Items from an interface collection -
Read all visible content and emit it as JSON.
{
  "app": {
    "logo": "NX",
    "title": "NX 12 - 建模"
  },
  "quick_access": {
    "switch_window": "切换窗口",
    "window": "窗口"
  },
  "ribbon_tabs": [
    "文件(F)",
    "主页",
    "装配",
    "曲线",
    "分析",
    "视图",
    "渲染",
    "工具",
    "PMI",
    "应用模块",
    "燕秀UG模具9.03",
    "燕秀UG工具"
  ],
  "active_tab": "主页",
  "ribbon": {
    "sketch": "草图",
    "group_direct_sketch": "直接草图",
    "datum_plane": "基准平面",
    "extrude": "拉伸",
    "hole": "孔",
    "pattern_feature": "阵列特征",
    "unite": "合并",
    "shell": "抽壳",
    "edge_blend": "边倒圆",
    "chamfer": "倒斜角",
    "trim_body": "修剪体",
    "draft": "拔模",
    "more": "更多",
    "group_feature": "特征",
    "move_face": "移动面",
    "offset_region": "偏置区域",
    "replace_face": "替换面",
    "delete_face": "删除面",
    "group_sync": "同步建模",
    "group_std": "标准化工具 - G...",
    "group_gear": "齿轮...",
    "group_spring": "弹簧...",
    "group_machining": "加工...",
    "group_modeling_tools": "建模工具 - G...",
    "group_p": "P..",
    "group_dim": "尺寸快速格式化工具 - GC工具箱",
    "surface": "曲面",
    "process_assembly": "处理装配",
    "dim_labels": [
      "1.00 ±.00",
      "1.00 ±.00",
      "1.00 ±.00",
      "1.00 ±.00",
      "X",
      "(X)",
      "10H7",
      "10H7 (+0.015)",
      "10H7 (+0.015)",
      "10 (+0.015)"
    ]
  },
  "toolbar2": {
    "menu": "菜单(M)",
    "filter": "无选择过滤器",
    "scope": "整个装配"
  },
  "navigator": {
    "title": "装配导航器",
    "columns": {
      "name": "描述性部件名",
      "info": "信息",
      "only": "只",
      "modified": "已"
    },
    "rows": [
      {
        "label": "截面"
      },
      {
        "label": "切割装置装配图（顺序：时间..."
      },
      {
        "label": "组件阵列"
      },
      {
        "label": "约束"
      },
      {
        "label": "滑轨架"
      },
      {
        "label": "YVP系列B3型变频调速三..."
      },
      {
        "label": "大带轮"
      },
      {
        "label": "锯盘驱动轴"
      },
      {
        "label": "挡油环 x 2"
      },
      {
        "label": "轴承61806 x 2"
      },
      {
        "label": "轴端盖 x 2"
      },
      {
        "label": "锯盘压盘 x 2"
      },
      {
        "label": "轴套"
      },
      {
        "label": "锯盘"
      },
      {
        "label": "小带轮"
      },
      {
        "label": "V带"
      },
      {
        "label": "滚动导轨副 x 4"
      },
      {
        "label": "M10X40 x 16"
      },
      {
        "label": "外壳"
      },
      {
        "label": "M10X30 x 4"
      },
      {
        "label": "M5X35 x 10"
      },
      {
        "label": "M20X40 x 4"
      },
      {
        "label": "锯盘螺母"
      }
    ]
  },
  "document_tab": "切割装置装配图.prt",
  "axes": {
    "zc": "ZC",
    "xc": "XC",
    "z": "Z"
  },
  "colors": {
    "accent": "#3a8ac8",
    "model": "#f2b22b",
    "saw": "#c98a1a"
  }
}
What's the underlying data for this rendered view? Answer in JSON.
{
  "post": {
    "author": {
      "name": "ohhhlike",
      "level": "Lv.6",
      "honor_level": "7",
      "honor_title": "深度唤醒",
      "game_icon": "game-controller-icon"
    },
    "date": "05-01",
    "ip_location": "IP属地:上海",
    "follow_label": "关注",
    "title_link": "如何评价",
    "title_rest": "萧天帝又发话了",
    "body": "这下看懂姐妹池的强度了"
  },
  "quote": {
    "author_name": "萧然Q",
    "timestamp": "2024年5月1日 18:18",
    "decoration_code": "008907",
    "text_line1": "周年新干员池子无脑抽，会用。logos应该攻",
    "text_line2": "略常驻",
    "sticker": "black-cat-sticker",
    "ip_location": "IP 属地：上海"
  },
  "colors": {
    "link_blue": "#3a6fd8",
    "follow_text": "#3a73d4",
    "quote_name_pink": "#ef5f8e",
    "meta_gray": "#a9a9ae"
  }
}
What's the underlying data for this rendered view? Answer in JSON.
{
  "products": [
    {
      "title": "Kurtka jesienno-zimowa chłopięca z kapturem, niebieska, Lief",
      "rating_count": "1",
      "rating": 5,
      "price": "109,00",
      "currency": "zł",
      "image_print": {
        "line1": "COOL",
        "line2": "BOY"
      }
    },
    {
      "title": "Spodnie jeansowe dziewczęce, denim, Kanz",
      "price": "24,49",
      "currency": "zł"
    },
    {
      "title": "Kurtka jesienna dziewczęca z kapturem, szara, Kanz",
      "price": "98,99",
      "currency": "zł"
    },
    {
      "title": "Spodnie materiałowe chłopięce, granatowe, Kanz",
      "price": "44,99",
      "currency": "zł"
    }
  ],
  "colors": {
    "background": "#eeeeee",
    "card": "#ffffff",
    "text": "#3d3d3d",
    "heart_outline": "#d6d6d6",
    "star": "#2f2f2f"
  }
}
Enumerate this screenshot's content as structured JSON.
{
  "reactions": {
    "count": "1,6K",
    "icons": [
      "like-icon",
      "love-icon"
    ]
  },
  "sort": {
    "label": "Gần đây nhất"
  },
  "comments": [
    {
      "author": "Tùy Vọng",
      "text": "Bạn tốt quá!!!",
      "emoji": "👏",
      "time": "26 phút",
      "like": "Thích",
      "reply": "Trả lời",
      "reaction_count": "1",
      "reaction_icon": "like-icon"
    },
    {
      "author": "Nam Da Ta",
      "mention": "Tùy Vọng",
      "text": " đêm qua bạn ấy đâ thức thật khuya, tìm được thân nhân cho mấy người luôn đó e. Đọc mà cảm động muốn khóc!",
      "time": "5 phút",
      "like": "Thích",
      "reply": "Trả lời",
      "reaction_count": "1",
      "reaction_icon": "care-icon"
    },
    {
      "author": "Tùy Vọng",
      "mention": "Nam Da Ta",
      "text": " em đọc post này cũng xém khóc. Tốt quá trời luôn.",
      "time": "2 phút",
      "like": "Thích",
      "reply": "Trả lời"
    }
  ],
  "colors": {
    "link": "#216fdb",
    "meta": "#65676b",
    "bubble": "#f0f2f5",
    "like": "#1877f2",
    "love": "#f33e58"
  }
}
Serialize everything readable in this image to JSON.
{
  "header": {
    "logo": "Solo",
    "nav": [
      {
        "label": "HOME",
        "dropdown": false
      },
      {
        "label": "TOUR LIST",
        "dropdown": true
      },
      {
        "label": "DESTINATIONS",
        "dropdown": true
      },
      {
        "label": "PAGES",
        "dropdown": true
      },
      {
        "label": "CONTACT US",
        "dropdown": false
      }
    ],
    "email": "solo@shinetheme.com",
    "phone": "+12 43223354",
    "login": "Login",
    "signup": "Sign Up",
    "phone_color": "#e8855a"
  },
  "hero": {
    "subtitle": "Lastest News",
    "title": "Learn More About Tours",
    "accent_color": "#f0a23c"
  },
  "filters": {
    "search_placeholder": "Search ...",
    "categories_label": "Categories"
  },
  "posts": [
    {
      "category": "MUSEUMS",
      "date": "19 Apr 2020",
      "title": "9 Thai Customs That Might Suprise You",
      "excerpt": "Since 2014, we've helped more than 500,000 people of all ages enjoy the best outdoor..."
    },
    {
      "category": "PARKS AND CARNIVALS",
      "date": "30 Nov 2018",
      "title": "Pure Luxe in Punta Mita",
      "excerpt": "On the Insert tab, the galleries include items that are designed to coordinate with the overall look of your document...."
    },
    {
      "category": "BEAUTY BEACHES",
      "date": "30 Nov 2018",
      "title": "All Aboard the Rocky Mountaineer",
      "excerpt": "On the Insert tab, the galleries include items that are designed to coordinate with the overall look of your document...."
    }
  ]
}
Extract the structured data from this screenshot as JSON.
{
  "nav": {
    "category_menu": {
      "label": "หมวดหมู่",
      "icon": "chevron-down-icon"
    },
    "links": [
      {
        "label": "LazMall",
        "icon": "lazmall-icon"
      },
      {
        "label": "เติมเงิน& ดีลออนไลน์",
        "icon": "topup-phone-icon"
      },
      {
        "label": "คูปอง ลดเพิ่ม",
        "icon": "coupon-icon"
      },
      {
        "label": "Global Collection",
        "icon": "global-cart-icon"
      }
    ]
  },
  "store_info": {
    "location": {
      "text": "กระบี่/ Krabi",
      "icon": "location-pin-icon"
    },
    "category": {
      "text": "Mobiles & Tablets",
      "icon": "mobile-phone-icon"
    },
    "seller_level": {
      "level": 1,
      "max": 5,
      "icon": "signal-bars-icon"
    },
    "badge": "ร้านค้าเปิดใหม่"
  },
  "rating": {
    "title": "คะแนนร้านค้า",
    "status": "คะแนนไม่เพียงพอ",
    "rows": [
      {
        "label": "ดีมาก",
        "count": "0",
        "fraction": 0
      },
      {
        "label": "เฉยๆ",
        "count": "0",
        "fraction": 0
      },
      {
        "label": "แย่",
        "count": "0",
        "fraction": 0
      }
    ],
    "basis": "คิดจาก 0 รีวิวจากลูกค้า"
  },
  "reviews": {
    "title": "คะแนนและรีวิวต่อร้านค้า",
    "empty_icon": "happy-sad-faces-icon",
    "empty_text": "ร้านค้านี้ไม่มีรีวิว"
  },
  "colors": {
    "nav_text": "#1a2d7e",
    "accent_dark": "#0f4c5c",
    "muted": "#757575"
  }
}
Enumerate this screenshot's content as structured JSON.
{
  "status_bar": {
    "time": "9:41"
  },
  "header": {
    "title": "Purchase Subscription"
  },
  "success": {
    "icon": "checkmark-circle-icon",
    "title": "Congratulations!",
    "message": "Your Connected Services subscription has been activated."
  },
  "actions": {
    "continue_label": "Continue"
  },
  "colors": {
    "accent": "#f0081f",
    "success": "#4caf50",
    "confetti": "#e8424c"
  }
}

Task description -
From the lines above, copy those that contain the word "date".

Written reply -
    "date": "05-01",
      "date": "19 Apr 2020",
      "date": "30 Nov 2018",
      "date": "30 Nov 2018",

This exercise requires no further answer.